-Logic says the Bruins don’t get out of the 2nd round. Not only did they get outplayed in 4.5 of 7 games against the Maple Leafs, but they continued to lose key guys throughout the process…Andrew Ference, Wade Redden, Dennis Seidenberg. Good thing they have a guy who annually ranks as the best defensive-minded forward in Patrice Bergeron because they might just have to ask him to line up on the blue line if things keep going this way.

-You can never feel confident when two of your defensemen are a 19-year-old rookie (Dougie Hamilton) and a guy with nine total games of NHL experience (Matt Bartkowski).

-But there’s apparently no place for logic when it comes to the Boston Bruins and playoff hockey in general (as evidenced by the fact that the number 2, 3 and 4 seeds in the West bowed out in Round 1, along with the number 2 and 3 seeds in the East).

-As far as I’m concerned, Peter Chiarelli and Claude Julien should grab a couple scrubs from Providence and sub them in for Brad Marchand and Tyler Seguin for the rest of this playoff run. They are invisible. Marchand has all of three total points (all assists), ranking him 99th out of all players in the playoffs. But hey, he looks like Gretzky compared to Seguin….one point, an assist. There’s literally no one Julien can put in for them that will hurt the team more than they’re already hurting it.

-Bruins went 1-2 against the Rangers this year, but the two losses were as close as can be…one in OT and the other in a shootout. So there’s hope, I guess.

-Not that I would ever root for a triple-heart attack game again, but this just might have been the thing that gets my girlfriend legitimately interested in the NHL Playoffs for the rest of her life. I’ve been trying to tell her for the past week how amazing game 7’s can be, mostly because I wanted her to be OK with me hogging the TV for every possible hockey game, but now she’s going to think every game 7 is as crazy as last night’s. If that’s what it took, then I guess I’m glad it happened (Maybe her interest will stay with only the Bruins…she didn’t seem too thrilled this morning when I told her round 2 starts up immediately with two games tonight).

-I haven’t heard every sound byte from last night yet, but the leader in the clubhouse is Tuukka Rask saying “You’re either a hero or an asshole.” The Bruins seem to have a handful of both.

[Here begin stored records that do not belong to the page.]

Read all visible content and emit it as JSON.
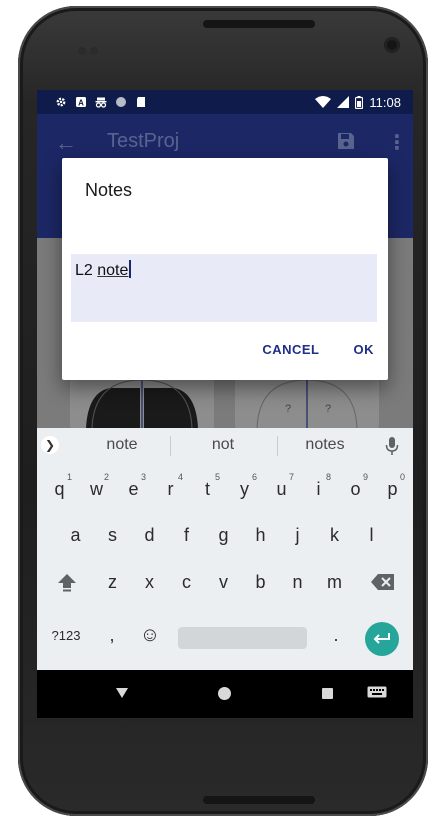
{
  "status_bar": {
    "time": "11:08"
  },
  "app_bar": {
    "title": "TestProj"
  },
  "dialog": {
    "title": "Notes",
    "input_value_plain": "L2 ",
    "input_value_underlined": "note",
    "cancel_label": "CANCEL",
    "ok_label": "OK"
  },
  "keyboard": {
    "suggestions": [
      "note",
      "not",
      "notes"
    ],
    "row1": [
      {
        "key": "q",
        "hint": "1"
      },
      {
        "key": "w",
        "hint": "2"
      },
      {
        "key": "e",
        "hint": "3"
      },
      {
        "key": "r",
        "hint": "4"
      },
      {
        "key": "t",
        "hint": "5"
      },
      {
        "key": "y",
        "hint": "6"
      },
      {
        "key": "u",
        "hint": "7"
      },
      {
        "key": "i",
        "hint": "8"
      },
      {
        "key": "o",
        "hint": "9"
      },
      {
        "key": "p",
        "hint": "0"
      }
    ],
    "row2": [
      "a",
      "s",
      "d",
      "f",
      "g",
      "h",
      "j",
      "k",
      "l"
    ],
    "row3": [
      "z",
      "x",
      "c",
      "v",
      "b",
      "n",
      "m"
    ],
    "symbols_label": "?123",
    "comma_label": ",",
    "period_label": ".",
    "emoji_label": "☺"
  },
  "colors": {
    "status_bar": "#0f1b4a",
    "app_bar_dimmed": "#1c2866",
    "accent_button_text": "#1f2f86",
    "input_background": "#e9eaf8",
    "enter_key": "#26a69a"
  },
  "icons": {
    "status_left": [
      "settings-icon",
      "a-icon",
      "incognito-icon",
      "circle-icon",
      "sd-card-icon"
    ],
    "status_right": [
      "wifi-icon",
      "signal-icon",
      "battery-icon"
    ],
    "nav": [
      "back-icon",
      "home-icon",
      "recents-icon",
      "keyboard-icon"
    ]
  }
}
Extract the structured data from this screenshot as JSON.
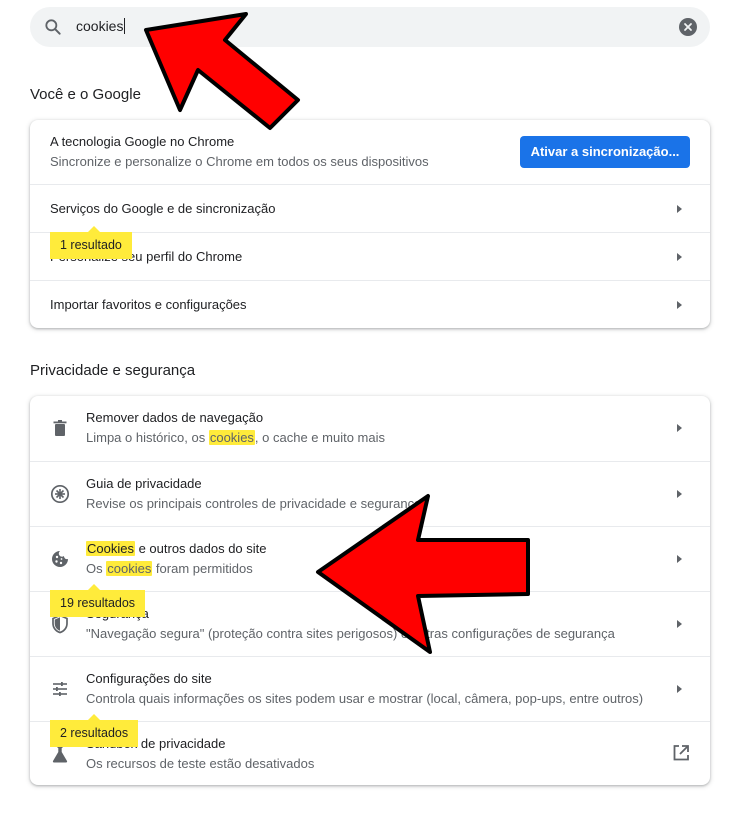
{
  "search": {
    "value": "cookies"
  },
  "sections": {
    "google": {
      "title": "Você e o Google",
      "sync_row": {
        "title": "A tecnologia Google no Chrome",
        "subtitle": "Sincronize e personalize o Chrome em todos os seus dispositivos",
        "button": "Ativar a sincronização..."
      },
      "rows": [
        {
          "title": "Serviços do Google e de sincronização"
        },
        {
          "title": "Personalize seu perfil do Chrome"
        },
        {
          "title": "Importar favoritos e configurações"
        }
      ],
      "bubble": "1 resultado"
    },
    "privacy": {
      "title": "Privacidade e segurança",
      "rows": [
        {
          "title": "Remover dados de navegação",
          "sub_a": "Limpa o histórico, os ",
          "sub_hl": "cookies",
          "sub_b": ", o cache e muito mais",
          "icon": "trash-icon"
        },
        {
          "title": "Guia de privacidade",
          "subtitle": "Revise os principais controles de privacidade e segurança",
          "icon": "compass-icon"
        },
        {
          "title_hl": "Cookies",
          "title_rest": " e outros dados do site",
          "sub_a": "Os ",
          "sub_hl": "cookies",
          "sub_b": " foram permitidos",
          "icon": "cookie-icon"
        },
        {
          "title": "Segurança",
          "subtitle": "\"Navegação segura\" (proteção contra sites perigosos) e outras configurações de segurança",
          "icon": "shield-icon"
        },
        {
          "title": "Configurações do site",
          "subtitle": "Controla quais informações os sites podem usar e mostrar (local, câmera, pop-ups, entre outros)",
          "icon": "tune-icon"
        },
        {
          "title": "Sandbox de privacidade",
          "subtitle": "Os recursos de teste estão desativados",
          "icon": "flask-icon",
          "trailing_icon": "open-in-new-icon"
        }
      ],
      "bubble_cookies": "19 resultados",
      "bubble_site": "2 resultados"
    }
  },
  "colors": {
    "accent": "#1a73e8",
    "highlight": "#ffeb3b",
    "annotation_arrow": "#ff0000"
  }
}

-Going forward I’ll make a deal with the Bruins. You play 60 minutes a game as if you actually care about winning in the playoffs, and I’ll stay away from prematurely writing your obituary on Twitter.